A lottery is a game in which numbers are drawn at random to determine a prize winner. It is a popular form of gambling and is available in most countries. It can be played either online or in person. The prizes range from cash to goods and services. The odds of winning are very low, but it is still a fun way to spend money.
Lotteries have long been a popular way to raise public funds, and they were widely used during the 17th century. In fact, the word lottery comes from Dutch, meaning “fate”. The Netherlands is home to the oldest running lottery in the world. Today, the government-run Staatsloterij continues to draw huge crowds with its daily drawings. While most people know that the odds of winning the lottery are slim to none, they often buy tickets anyway. This is because they believe that it is a low-risk investment with an opportunity to win big. This mindset is wrong, and it can actually cost you more in the long run. Americans spend over $80 billion on lottery tickets each year. This is money that could be used to pay off debt, build an emergency fund, or invest in retirement. In addition, it contributes to state revenues that would have otherwise gone toward other vital programs.
While many states prohibit gambling, others organize state-run lotteries that sell tickets to raise money for a variety of public uses. Some states even use the proceeds to pay off existing state debt. In the early 20th century, when states were expanding their social safety nets, lotteries were a good way to do so without raising taxes on the middle class or working class. However, these lotteries began to crumble in the 1960s as inflation and state debt accelerated.
In a lot of states, the majority of the lottery profits are distributed as prizes. The remainder is allocated to promoter profits and costs, sales commissions for retail outlets, and a small percentage is kept by the state for its sales tax. Most large awards are also taxed by the federal government, so winning the lottery can be a costly endeavor.

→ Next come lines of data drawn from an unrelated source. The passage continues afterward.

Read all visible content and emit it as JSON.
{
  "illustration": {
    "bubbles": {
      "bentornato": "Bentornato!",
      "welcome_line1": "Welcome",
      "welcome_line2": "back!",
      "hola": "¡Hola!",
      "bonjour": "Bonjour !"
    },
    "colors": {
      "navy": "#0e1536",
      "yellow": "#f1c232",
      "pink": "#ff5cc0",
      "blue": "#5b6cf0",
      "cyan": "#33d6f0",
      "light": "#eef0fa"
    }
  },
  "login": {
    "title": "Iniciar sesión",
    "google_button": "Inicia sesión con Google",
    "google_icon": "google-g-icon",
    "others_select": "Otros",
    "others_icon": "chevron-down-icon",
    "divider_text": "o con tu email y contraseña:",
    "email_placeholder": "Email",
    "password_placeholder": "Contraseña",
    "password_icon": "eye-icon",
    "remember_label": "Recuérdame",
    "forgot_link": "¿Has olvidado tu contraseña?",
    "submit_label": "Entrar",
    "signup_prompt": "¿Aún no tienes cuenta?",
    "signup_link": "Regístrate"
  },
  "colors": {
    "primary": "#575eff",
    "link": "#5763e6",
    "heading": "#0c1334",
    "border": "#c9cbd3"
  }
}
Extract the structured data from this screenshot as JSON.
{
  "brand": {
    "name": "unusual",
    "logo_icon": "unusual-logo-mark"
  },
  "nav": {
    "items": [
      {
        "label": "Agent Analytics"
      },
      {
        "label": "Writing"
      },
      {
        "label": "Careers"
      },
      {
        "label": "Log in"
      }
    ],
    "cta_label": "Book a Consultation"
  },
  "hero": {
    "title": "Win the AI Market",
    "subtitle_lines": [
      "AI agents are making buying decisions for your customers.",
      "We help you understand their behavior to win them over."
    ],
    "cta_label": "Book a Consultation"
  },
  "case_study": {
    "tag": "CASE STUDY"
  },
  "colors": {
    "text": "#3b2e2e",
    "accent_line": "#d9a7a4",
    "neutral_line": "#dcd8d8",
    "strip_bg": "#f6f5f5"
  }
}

There are a number of different ways to play the lottery, and each has its own unique rules. The most common method involves selecting a set of numbers from a range of 1 to 59, although some games have fewer or more numbers. In some states, you can choose your own numbers, while in others the numbers are randomly selected for you.
In order to increase your chances of winning, you should buy multiple tickets and try to cover as much of the available numbers as possible. You should also avoid playing numbers that are in consecutive groups or end with the same digit. Moreover, you should always keep your ticket in a safe place and check it after the drawing. Lastly, you should play the lottery during times when demand is lower.